Experiencing, not Narrating

One of the themes in Terrence Malick’s ambitious art film Tree of Life:

The way of nature or the way of grace - you have to choose which one you will follow.

This binary view is interesting, because it becomes thus: you can do either this or that. You can not do both. You can not do neither. You have to pick. Embracing one, you distance yourself from the other. It’s simple in theory, difficult in practice.

Similarly, a recent article in Psychology Today, “The neuroscience of mindfulness” outlines two ways to exist:

You can experience the world through your narrative circuitry, which will be useful for planning, goal setting, and strategizing. You can also experience the world more directly, which enables more sensory information to be perceived. Experiencing the world through the direct experience network allows you to get closer to the reality of any event. You perceive more information about events occurring around you, as well as more accurate information about these events. Noticing more real-time information makes you more flexible in how you respond to the world. You also become less imprisoned by the past, your habits, expectations or assumptions, and more able to respond to events as they unfold.
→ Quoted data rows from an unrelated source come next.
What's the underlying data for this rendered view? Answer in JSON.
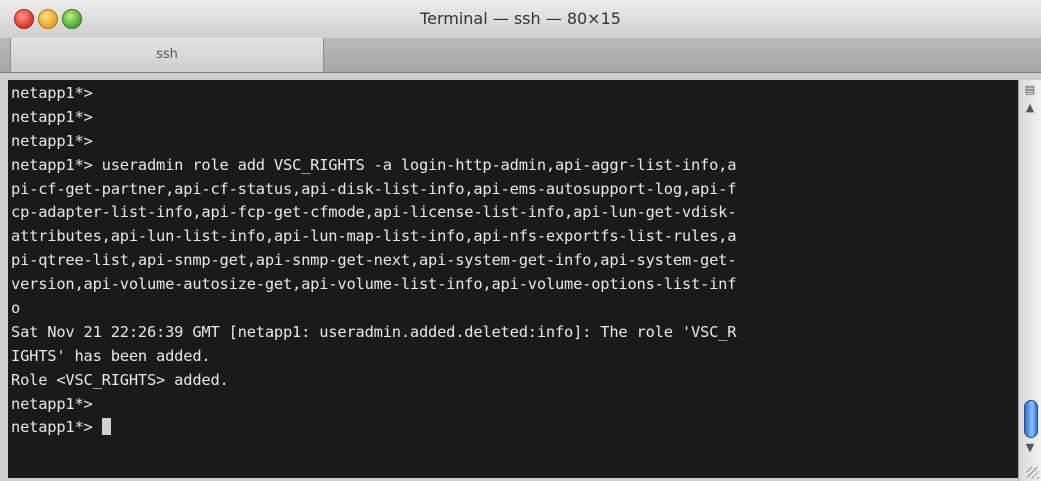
{
  "window": {
    "title": "Terminal — ssh — 80×15",
    "tab_label": "ssh"
  },
  "terminal": {
    "lines": [
      "netapp1*>",
      "netapp1*>",
      "netapp1*>",
      "netapp1*> useradmin role add VSC_RIGHTS -a login-http-admin,api-aggr-list-info,a",
      "pi-cf-get-partner,api-cf-status,api-disk-list-info,api-ems-autosupport-log,api-f",
      "cp-adapter-list-info,api-fcp-get-cfmode,api-license-list-info,api-lun-get-vdisk-",
      "attributes,api-lun-list-info,api-lun-map-list-info,api-nfs-exportfs-list-rules,a",
      "pi-qtree-list,api-snmp-get,api-snmp-get-next,api-system-get-info,api-system-get-",
      "version,api-volume-autosize-get,api-volume-list-info,api-volume-options-list-inf",
      "o",
      "Sat Nov 21 22:26:39 GMT [netapp1: useradmin.added.deleted:info]: The role 'VSC_R",
      "IGHTS' has been added.",
      "Role <VSC_RIGHTS> added.",
      "netapp1*>"
    ],
    "prompt": "netapp1*> "
  },
  "colors": {
    "background": "#1a1a1a",
    "foreground": "#e8e8e8",
    "scroll_thumb": "#3b7be0"
  },
  "icons": {
    "scroll_up": "triangle-up-icon",
    "scroll_down": "triangle-down-icon",
    "bookmark": "bookmark-icon"
  }
}
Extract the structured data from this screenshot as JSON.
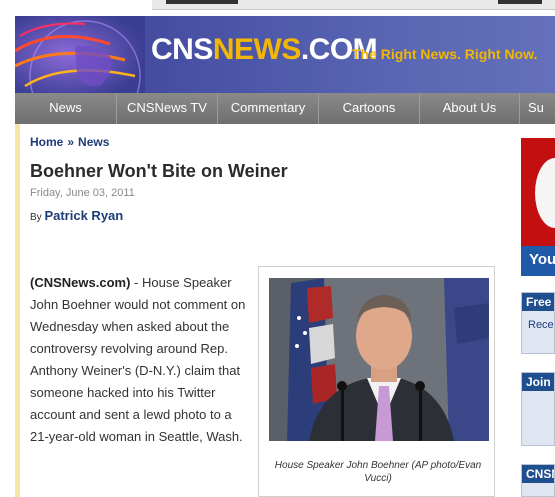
{
  "site": {
    "logo_cns": "CNS",
    "logo_news": "NEWS",
    "logo_com": ".COM",
    "tagline": "The Right News. Right Now.",
    "colors": {
      "header": "#4b55a8",
      "accent": "#f2b705",
      "nav": "#7a7a7a",
      "link": "#1f3d7a"
    }
  },
  "nav": {
    "items": [
      {
        "label": "News"
      },
      {
        "label": "CNSNews TV"
      },
      {
        "label": "Commentary"
      },
      {
        "label": "Cartoons"
      },
      {
        "label": "About Us"
      },
      {
        "label": "Su"
      }
    ]
  },
  "breadcrumb": {
    "home": "Home",
    "sep": "»",
    "section": "News"
  },
  "article": {
    "title": "Boehner Won't Bite on Weiner",
    "date": "Friday, June 03, 2011",
    "by_prefix": "By",
    "author": "Patrick Ryan",
    "source": "(CNSNews.com)",
    "body": " - House Speaker John Boehner would not comment on Wednesday when asked about the controversy revolving around Rep. Anthony Weiner's (D-N.Y.) claim that someone hacked into his Twitter account and sent a lewd photo to a 21-year-old woman in Seattle, Wash.",
    "photo_caption": "House Speaker John Boehner (AP photo/Evan Vucci)"
  },
  "sidebar": {
    "ad_text": "You",
    "box1_header": "Free C",
    "box1_body": "Rece",
    "box2_header": "Join C",
    "box3_header": "CNSN"
  }
}
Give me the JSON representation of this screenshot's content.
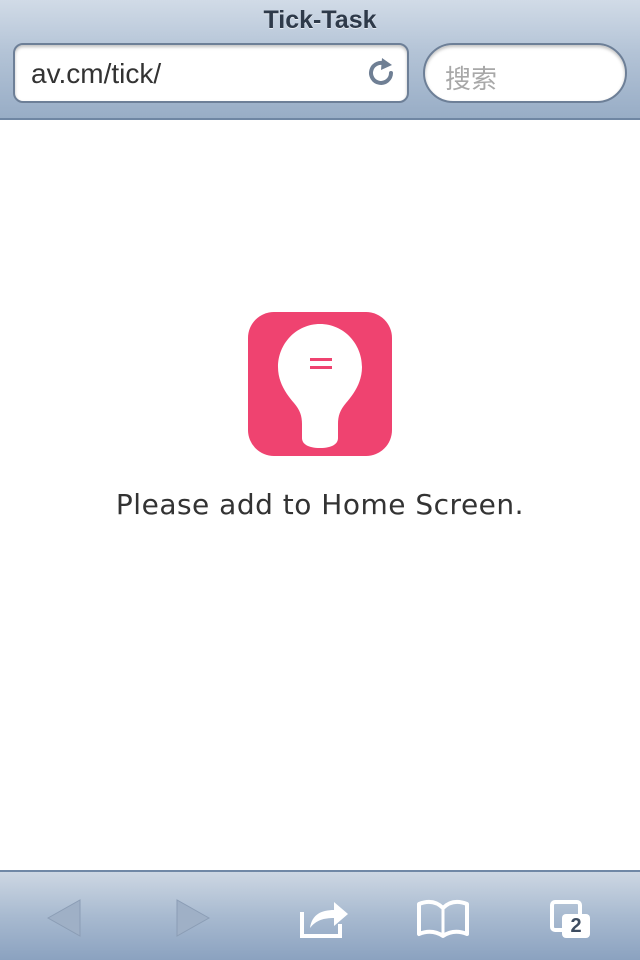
{
  "browser": {
    "title": "Tick-Task",
    "url": "av.cm/tick/",
    "search_placeholder": "搜索"
  },
  "content": {
    "icon_name": "lightbulb-app-icon",
    "icon_color": "#ef4370",
    "message": "Please add to Home Screen."
  },
  "toolbar": {
    "back_icon": "back-arrow-icon",
    "forward_icon": "forward-arrow-icon",
    "share_icon": "share-icon",
    "bookmarks_icon": "bookmarks-icon",
    "tabs_icon": "tabs-icon",
    "tab_count": "2"
  }
}
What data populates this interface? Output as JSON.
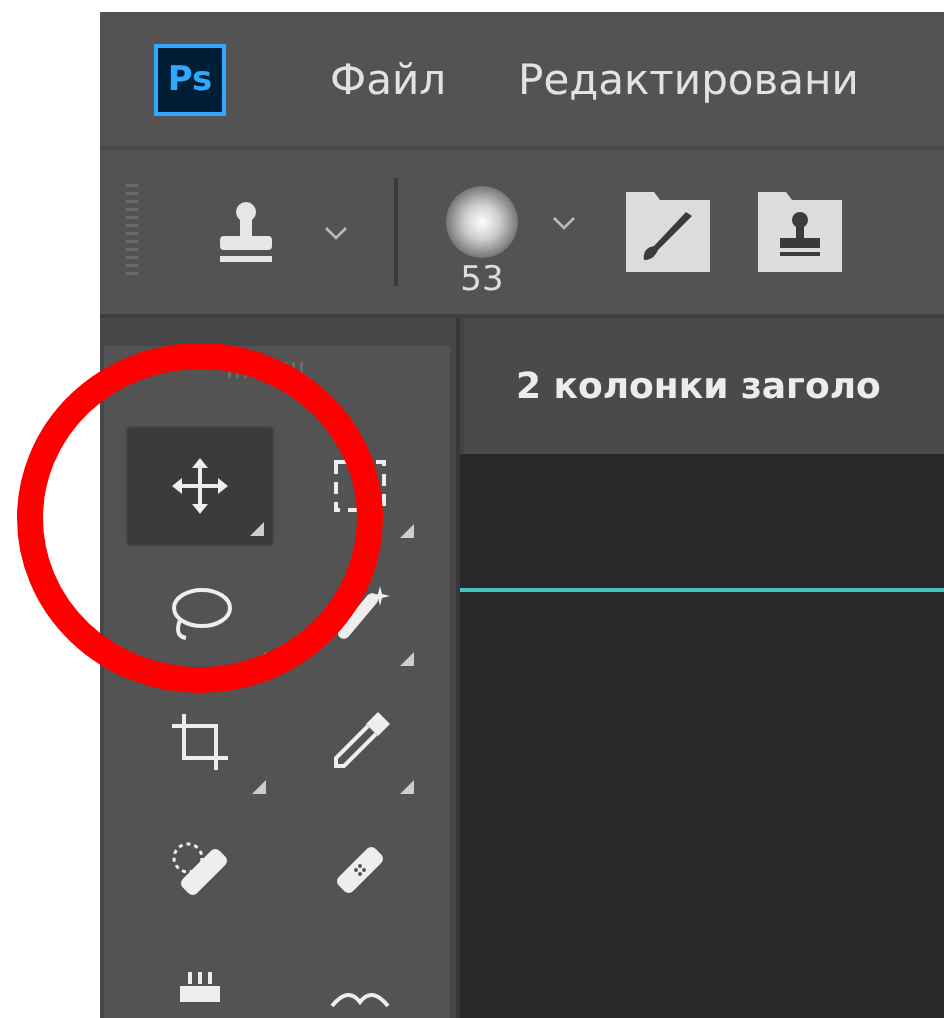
{
  "app_logo": {
    "text": "Ps"
  },
  "menu": {
    "items": [
      {
        "label": "Файл"
      },
      {
        "label": "Редактировани"
      }
    ]
  },
  "options_bar": {
    "brush_size": "53"
  },
  "tools_panel": {
    "tools": [
      {
        "kind": "move",
        "selected": true
      },
      {
        "kind": "marquee",
        "selected": false
      },
      {
        "kind": "lasso",
        "selected": false
      },
      {
        "kind": "wand",
        "selected": false
      },
      {
        "kind": "crop",
        "selected": false
      },
      {
        "kind": "eyedropper",
        "selected": false
      },
      {
        "kind": "healing",
        "selected": false
      },
      {
        "kind": "bandage",
        "selected": false
      },
      {
        "kind": "stamp",
        "selected": false
      },
      {
        "kind": "curve",
        "selected": false
      }
    ]
  },
  "document": {
    "tab_title": "2 колонки заголо"
  },
  "annotation": {
    "kind": "circle",
    "color": "#ff0000"
  }
}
The narrative is our default. We are planning, telling ourselves the story of ourselves, thinking ahead, rehashing. We do this all the time. When we pause this activity, we get to experience the full immersive power of the stream of sensory information coming at us. This makes us experience life more richly. The platitude “live in the moment” isn’t about neglecting to plan, it’s about choosing to really be here, so you get the most out of right now.

Brief Notes Nearby